Section 37(5) provides that a request that would fall to be refused under section 37(1) may still be granted where, on balance, (a) the public interest that the request should be granted outweighs the right to privacy of the individual to whom the information relates, or (b) the grant of the information would be to the benefit of the person to whom the information relates. In my view, the grant of the request would not benefit the individuals to whom the information relates. I am satisfied that section 37(5)(b) does not apply in this case.

The Public Interest
Section 37(5)(a) provides for access to the personal information of a third party where the public interest that the request should be granted outweighs the right to privacy of the individual to whom the information relates.
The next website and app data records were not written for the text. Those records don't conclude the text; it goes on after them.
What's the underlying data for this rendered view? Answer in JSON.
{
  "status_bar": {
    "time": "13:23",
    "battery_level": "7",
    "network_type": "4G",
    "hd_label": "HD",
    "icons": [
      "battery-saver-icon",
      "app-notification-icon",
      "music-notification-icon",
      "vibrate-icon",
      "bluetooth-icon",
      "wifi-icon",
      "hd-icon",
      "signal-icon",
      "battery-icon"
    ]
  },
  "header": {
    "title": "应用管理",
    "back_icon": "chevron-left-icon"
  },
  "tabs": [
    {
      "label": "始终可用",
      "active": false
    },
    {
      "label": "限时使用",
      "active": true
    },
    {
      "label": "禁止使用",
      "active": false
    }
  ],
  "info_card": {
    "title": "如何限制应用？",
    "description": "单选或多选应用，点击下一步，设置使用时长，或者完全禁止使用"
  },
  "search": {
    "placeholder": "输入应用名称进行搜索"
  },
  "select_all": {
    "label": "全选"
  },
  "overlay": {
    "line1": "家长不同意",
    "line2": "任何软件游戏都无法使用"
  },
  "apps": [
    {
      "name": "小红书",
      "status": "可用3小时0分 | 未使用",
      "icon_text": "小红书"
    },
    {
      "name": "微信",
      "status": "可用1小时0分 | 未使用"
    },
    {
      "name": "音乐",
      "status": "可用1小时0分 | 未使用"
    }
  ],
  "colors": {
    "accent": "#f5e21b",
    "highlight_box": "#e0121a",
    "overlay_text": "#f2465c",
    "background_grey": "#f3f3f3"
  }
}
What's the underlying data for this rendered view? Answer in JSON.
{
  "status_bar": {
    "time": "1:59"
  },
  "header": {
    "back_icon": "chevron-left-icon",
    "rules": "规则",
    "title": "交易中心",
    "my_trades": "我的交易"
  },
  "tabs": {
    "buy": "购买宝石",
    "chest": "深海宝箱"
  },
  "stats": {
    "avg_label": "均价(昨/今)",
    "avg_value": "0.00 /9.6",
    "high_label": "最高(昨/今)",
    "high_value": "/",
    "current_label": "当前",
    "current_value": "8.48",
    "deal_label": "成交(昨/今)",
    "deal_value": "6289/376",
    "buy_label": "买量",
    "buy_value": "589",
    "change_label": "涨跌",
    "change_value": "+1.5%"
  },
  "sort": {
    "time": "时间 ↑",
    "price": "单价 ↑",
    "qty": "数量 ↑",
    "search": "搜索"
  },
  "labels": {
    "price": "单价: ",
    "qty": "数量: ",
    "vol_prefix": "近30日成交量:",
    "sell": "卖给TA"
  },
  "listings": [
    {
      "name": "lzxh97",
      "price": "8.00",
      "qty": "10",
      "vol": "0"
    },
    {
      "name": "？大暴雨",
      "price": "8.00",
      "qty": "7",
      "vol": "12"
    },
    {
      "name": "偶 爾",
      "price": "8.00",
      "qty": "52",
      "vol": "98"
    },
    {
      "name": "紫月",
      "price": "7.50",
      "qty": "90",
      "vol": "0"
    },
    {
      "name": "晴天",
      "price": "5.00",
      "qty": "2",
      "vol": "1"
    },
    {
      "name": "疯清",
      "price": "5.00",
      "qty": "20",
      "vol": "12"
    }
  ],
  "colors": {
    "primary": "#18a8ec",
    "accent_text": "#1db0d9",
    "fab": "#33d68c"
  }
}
In relation to the question of where the public interest lies, I have had regard to the judgment of the Supreme Court in the case of The Governors and Guardians of the Hospital for the Relief of Poor Lying-In Women v The Information Commissioner [2011] IESC 26 [more commonly referred to as "the Rotunda Hospital case"]. In the Rotunda Hospital case, the Supreme Court drew a distinction between private interests and public interests. The comments of Fennelly J. indicate that a request made "by a private individual for a private purpose" is not a request "made in the public interest". Moreover, in the opinion of Macken J., the public interest would require "a true public interest recognised by means of a well-known and established policy, adopted by the Oireachtas, or by law".

The FOI Act itself recognises a public interest in ensuring the openness and accountability of public bodies, regarding how they conduct their business. To a large extent, this public interest has been served by the release of the substantive record albeit with a small number of redactions. On the other hand, the FOI Act also recognises a very strong public interest in protecting privacy rights in the language of section 37. It is also worth noting that the right to privacy also has a Constitutional dimension as one of the unenumerated personal rights under the Constitution. Privacy rights will therefore be set aside only where the public interest served by granting the request (and breaching those rights) is sufficiently strong to outweigh the public interest in protecting privacy. I find that, in the circumstances of this case, the right to privacy of the third parties whose personal information is in the record outweighs the public interest in granting the applicant's request.

In summary, I find that sections 37(1) applies and that none of the exceptions under section 37 apply to the withheld information.

Decision

Having carried out a review under section 22(2) of the FOI Act, I hereby vary the decision of the Authority in this case. I annul the decision of the Authority in respect of the three additional records which came to light during the review and in respect of the Authority's reliance on section 15(1)(a) of the Act. I direct that a fresh decision making process be undertaken in relation to the applicant's request, to include the three records located. This fresh decision making process will be subject to the same rights of review and timelines applicable to the original request. I affirm the Authority's decision to refuse to release information in the Fire Safety Assessment Report on the basis of section 37(1) of the Act.

Right of Appeal

Section 24 of the FOI Act sets out detailed provisions for an appeal to the High Court by a party to a review, or any other person affected by the decision. In summary, such an appeal, normally on a point of law, must be initiated by the applicant not later than eight weeks after notice of the decision was given, and by any other party not later than four weeks after notice of the decision was given.


Elizabeth Dolan
Senior Investigator